The Flow of Posing
This article is written by a member of our expert community. It expresses that member’s views only. We welcome other perspectives. Here’s how to contribute to MM EDU.
A while back, I started noticing that photographers I liked were able to demonstrate physically what they wanted from their models. In other words, these photographers were great at posing their models. Watching behind-the-scenes footage of their shoots inevitably revealed that they had some pretty incredible moves of their own.
I shouldn’t have to explain why. In much the same way retouching and photography go together in a feedback loop, so do posing and photography. Knowing how to pose means you can have a mental image of the pose that you are trying to capture. It inevitably means that you’ll figure out which poses work and which poses don’t.
I used to just shoot from the hip and let the model do whatever she wanted. Shooting lots of frames meant that I’d get “usable frames” by sheer volume and probability. Problem was that my yield rate was inconsistent. Sometimes I got lots of good frames (usually indicative of a good model), and sometimes I’d get nothing. Learning how to pose smoothes out the inconsistencies and increases my yield rate for usable frames. Now this isn’t to say that I never have bad shoots anymore. Everyone has good and bad days. Overall, however, having a handful of “go-to” poses makes bad shoots rarer because I can show the models what I’m looking for. Moreover, it can enhance the shoot by providing a good model a new direction to take her own posing.
So what’s a good pose? I personally like movement, creating symmetry, shapes, framing the face, elongating the body, and more. For me, it depends on the wardrobe, the set, and the feeling that we’re trying to convey. Basically, the answer is “It depends.” But the definition of a “good pose” will vary inevitably from photographer to photographer, just as it does from model to model. Each photographer has to develop his or her own posing preferences. The only way to develop your own posing preference is to practice.
And that’s where the mirror comes in.
While I’m a huge proponent of mental exercises, the only way to really improve your posing skills is with a mirror. Something you think looks good in your head might not actually look good in front of the lens. Validating this reality is important. The mirror provides instant feedback, allowing you to adjust the pose to suit your taste and preferences.

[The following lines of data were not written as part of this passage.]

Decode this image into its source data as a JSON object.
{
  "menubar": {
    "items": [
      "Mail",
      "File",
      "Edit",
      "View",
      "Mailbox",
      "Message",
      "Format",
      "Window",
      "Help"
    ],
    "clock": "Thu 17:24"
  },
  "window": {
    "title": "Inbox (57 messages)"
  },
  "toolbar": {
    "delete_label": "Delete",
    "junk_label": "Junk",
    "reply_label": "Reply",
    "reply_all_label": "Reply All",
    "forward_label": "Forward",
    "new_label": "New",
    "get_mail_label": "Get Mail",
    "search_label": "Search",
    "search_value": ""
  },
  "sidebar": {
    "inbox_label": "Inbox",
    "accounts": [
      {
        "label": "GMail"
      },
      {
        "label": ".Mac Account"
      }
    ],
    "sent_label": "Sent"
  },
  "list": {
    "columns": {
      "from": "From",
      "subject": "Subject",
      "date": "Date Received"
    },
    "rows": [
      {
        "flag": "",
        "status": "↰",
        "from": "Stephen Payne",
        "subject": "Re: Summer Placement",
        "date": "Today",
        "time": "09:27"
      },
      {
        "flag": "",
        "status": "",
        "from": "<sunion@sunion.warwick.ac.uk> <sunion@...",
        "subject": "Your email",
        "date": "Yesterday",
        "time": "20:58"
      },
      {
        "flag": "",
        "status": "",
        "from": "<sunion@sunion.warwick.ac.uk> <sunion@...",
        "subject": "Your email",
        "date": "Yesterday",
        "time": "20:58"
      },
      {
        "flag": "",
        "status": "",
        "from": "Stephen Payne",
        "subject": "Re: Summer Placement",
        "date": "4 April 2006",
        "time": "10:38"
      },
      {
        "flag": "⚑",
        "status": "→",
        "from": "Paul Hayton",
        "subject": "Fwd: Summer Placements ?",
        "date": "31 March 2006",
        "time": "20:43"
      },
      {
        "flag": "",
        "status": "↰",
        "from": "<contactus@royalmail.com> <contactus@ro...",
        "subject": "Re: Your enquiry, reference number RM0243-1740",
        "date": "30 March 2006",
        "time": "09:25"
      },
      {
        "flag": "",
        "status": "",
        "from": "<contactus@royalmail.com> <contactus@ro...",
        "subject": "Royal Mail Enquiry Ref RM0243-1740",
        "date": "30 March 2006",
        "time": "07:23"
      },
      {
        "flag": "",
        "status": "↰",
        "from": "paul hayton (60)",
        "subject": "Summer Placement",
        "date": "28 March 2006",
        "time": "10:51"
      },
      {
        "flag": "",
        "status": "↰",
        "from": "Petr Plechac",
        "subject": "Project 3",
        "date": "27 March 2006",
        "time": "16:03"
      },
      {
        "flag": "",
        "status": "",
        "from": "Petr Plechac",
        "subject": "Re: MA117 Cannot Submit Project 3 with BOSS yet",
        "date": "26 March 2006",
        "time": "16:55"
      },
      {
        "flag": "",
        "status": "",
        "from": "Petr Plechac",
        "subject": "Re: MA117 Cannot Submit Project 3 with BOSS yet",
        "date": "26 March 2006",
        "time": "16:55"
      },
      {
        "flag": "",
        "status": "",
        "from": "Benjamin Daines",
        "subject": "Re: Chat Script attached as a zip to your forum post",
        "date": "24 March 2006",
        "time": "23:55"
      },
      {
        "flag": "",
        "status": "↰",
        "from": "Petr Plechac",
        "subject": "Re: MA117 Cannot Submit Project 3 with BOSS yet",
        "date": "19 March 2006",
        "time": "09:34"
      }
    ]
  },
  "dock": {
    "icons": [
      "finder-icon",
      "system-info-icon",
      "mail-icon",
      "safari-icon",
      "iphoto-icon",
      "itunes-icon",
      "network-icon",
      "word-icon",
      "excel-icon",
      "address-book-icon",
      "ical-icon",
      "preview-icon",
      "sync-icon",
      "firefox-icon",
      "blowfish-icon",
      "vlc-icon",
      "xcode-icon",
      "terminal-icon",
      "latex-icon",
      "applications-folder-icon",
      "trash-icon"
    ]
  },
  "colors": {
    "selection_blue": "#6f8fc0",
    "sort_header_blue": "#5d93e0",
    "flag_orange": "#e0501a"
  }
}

This is the part where I publicly admit that I actually practice posing in front of the mirror. It wouldn’t be so bad except that I have to specify that I’m practicing women’s poses. Unless you’re Benny Ninja, if you’re a man, I don’t think you’ll ever find practicing women’s poses completely natural. In many ways, it’s awkward simply because men aren’t physically built the same way. We’re muscular, top-heavy, typically lack range of motion, and worst of all, we look stupid in heels… most of the time, at least. But, yes, I spend a couple minutes here and there trying to figure out what looks good and what doesn’t in front of the mirror. The physical mirror develops the mental mirror (over time) so that you can envision what the pose looks like without an actual mirror.
Posing has benefits aside from getting good frames. It’s freaking hilarious to watch a photographer pose. I often do it just for the comedic effect. When the model sees that you can make a total fool out of yourself, she’ll be more inclined to loosen up and try new moves or give you more. The funniest poses are the ones with the sexy facial expressions. A male photographer demonstrating a sexy facial expression is funny as hell and usually just “wrong” every which way from Sunday. So, get a mirror and take a few mental frames of your best poses!
You can learn more about posing and other key photo techniques at one of my group workshops.